Don’t Withhold Yourself

If your child fails at something – and he or she will at some point – it’s important not to withdraw or withhold love and attention. This sends the message that your child’s achievements are more important that the child him/herself. Instead, make sure your child knows you love him or her no matter what failures happen.

Of course, this does not mean you as a parent need to accept constant failure or not encourage your child to do better. The important thing is for your child not to think your love is conditional. Privileges can be conditional; parental love shouldn’t be.

Related Article:

  • These are great tips to use in raising kids! I know that I lack in self confidence a lot but definitely want to have my kids not be the same way. It can hold you back if the lack of confidence is bad enough. Not a good thing!

  • Amy E

    I can totally relate to this as my child struggles sometimes. I find that taking a few mins at the end of each day before bed and chatting together has really helped. We talk about our struggles and dreams and it has helped him become a little more confident.

  • Louise Smith

    These are really great tips. My other half is the worst for complaining about the kids in front of them. I’m forever telling them to ignore him as he doesn’t know what he’s talking about!

    Louise x

  • Lois Alter Mark

    These are great tips. There is nothing more important than giving your child confidence, and a big part of that just comes from listening to them and making them feel they’re worth listening to.

  • Reesa Lewandowski

    I feel like that world is just made to knock us down.
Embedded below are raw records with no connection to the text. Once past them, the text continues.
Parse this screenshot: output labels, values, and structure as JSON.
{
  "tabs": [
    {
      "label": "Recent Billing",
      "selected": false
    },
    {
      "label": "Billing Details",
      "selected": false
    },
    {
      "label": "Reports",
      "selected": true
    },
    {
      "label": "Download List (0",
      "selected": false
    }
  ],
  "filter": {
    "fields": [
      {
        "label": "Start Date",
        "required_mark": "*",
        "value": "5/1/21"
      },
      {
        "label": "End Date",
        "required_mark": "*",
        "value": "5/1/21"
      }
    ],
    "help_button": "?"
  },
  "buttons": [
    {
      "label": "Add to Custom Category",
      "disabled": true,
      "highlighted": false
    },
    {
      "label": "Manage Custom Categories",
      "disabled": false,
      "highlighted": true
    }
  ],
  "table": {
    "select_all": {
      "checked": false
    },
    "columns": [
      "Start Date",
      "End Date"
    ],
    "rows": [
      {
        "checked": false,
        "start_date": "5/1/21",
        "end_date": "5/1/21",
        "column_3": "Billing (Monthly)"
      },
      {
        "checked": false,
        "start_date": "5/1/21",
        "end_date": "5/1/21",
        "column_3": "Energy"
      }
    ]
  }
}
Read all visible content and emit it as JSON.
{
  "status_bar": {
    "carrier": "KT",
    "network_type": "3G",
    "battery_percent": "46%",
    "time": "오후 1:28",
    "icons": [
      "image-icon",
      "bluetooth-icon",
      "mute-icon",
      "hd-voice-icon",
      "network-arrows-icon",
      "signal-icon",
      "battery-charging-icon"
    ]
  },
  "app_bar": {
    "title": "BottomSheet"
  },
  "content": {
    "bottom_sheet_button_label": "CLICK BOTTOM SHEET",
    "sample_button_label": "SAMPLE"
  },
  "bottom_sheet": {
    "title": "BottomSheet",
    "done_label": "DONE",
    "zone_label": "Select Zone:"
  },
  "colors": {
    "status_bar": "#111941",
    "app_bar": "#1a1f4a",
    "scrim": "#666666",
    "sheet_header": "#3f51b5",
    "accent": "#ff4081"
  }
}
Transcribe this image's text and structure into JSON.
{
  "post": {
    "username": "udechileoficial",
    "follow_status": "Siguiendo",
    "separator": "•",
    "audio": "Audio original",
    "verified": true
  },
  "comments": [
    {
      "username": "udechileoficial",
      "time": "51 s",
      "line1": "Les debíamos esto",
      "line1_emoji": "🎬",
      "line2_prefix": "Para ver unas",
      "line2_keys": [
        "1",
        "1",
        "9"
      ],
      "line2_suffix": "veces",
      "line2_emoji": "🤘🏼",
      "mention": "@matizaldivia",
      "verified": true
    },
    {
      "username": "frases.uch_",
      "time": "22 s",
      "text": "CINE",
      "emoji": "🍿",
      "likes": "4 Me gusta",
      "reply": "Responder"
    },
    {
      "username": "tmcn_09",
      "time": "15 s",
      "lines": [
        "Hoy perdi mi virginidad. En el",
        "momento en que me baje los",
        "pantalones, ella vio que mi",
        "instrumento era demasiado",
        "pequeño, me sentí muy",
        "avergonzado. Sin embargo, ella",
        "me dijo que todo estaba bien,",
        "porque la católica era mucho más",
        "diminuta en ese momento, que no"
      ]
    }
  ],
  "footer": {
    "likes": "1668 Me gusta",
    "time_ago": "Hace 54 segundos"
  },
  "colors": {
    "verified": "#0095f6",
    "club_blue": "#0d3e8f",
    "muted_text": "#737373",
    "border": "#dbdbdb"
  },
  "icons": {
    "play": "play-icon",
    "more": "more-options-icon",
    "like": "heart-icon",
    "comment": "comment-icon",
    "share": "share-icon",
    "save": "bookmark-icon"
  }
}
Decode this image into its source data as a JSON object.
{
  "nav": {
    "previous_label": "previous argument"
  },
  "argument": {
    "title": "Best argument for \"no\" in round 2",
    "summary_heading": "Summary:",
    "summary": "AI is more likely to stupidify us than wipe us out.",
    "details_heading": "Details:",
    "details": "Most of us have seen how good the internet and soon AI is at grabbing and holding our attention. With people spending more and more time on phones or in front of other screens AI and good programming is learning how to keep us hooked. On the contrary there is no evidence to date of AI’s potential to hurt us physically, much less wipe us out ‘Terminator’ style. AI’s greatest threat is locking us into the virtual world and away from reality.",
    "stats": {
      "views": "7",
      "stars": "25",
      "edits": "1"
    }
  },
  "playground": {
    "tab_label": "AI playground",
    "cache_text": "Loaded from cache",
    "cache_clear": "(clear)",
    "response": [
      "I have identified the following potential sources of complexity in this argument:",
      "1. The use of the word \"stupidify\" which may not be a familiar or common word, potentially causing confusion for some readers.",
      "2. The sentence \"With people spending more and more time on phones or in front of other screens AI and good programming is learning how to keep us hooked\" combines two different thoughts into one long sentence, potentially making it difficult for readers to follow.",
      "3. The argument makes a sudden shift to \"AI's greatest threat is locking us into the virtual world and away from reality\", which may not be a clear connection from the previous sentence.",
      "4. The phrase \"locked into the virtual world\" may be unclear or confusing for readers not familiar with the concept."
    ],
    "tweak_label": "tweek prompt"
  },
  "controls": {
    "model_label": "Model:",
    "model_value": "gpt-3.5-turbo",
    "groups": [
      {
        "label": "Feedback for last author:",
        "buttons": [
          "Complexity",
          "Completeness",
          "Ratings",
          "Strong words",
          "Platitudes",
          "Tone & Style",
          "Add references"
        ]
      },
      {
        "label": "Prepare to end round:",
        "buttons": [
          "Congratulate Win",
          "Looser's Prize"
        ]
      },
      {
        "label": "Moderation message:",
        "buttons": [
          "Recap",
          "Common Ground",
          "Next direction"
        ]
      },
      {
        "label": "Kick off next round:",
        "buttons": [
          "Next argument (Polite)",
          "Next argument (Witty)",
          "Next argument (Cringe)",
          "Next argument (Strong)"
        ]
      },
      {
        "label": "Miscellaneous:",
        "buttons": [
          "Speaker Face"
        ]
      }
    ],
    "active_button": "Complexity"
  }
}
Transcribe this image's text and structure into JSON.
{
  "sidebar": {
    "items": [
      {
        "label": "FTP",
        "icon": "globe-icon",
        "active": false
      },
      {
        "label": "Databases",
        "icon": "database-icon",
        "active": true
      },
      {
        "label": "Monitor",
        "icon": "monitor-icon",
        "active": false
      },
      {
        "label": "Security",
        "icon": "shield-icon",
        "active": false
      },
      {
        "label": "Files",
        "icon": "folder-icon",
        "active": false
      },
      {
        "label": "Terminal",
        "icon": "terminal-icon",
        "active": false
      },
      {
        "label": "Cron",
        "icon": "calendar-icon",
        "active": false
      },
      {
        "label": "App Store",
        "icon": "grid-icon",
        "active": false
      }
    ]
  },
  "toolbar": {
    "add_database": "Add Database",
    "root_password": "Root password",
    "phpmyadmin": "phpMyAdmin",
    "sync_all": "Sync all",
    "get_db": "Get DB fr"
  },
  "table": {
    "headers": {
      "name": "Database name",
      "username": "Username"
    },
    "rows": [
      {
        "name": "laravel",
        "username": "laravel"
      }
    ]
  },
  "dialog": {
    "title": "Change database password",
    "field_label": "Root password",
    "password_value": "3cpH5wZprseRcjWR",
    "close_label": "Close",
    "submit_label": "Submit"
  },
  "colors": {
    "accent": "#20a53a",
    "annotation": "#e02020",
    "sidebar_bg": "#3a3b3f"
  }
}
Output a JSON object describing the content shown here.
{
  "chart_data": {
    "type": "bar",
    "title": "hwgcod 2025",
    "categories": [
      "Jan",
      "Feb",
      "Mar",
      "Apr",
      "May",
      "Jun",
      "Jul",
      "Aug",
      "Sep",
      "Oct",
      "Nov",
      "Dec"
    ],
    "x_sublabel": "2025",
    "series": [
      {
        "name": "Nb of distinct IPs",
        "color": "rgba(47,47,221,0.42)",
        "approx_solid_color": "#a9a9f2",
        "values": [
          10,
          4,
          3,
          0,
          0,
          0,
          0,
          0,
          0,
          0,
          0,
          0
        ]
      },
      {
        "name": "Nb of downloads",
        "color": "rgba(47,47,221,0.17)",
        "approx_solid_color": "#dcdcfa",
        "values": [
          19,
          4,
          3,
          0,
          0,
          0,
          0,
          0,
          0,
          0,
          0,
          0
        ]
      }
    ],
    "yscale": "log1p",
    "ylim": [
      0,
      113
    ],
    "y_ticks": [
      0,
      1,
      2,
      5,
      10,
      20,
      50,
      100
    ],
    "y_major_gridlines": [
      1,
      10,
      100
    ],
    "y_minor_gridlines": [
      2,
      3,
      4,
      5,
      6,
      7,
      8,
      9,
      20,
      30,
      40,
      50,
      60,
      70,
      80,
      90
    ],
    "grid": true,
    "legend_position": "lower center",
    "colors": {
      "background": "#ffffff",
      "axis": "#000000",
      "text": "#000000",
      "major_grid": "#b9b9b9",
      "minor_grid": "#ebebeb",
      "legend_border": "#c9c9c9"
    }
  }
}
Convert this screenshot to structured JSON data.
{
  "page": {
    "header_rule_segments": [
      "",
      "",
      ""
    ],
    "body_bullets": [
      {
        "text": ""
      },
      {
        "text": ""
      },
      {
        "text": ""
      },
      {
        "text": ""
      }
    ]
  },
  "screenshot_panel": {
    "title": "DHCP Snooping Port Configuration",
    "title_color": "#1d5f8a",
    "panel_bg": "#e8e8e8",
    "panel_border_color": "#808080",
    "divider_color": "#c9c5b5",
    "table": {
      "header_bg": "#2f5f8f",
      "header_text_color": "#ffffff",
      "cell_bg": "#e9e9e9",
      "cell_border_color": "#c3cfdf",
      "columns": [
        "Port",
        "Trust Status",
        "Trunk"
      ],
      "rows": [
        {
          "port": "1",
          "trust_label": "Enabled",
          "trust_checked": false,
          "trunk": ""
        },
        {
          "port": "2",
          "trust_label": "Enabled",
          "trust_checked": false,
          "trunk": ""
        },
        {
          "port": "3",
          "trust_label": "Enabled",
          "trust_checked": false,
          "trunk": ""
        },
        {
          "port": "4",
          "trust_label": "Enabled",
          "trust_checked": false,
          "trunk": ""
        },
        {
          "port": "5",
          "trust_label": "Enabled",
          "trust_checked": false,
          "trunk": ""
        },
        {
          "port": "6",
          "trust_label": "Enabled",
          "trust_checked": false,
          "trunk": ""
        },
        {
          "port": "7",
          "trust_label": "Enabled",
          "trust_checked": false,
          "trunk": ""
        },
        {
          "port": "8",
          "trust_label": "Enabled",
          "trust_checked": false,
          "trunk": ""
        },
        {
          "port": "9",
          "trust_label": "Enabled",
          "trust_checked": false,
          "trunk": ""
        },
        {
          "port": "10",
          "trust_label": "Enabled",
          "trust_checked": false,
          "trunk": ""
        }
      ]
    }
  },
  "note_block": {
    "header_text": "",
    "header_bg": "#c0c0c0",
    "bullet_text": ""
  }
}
I wish I could shield my children from all of the things that will break them down.

  • Keikilani Jackson

    I agree that the first step it turning off the media. It’s easy to be confident behind a computer screen. But face to face is another lesson.

  • Totally thinking turning off the media is the very first place to start.
    So hard to listen to your child when you have a phone in your face!

  • Such an important part of parenting. My mom kept some standard test results from me one year because I tested lowest in writing and that was the thing I loved the most. I think that was one of the best things she did for me as a kid. – Katy

  • Alicia Vanatta

    This is a spot on post. Very wise words to advise others on. Thanks for posting about it.

  • Ashley @irishred02

    Watching what you say is a big one. I’ve seen the affects of not watching your words on kids.

  • Great post. The thing on here I probably need to get better at is watching what I say when my daughter is around. It’s easy sometimes to forget that they are always listening

  • Alecia @CSNY

    I have very little self confidence and I can already see that reflected in my 3 year old. it’s hard to help your children through something you struggle with yourself. Thank you for the tips.

  • Paula Atwell

    Great post. I think that there are lots of things that bombard our children, especially girls, in today’s society, not to mention any additional prejudice against anyone who is slightly different whether it be race, religion, gender issues, or even creativity. The confidence to stand out in a crowd and dare to be yourself is only a skill that most people develop later in life. Embuing this quality in a child or young adult is a difficult yet worthy goal for any parent or guardian.

  • Saving Common Cents

    Raising my 3 daughters to be self-confident, proud, and feeling worthy and capable is really important to me. These are all good reminders on how to encourage these important characteristics while they are growing.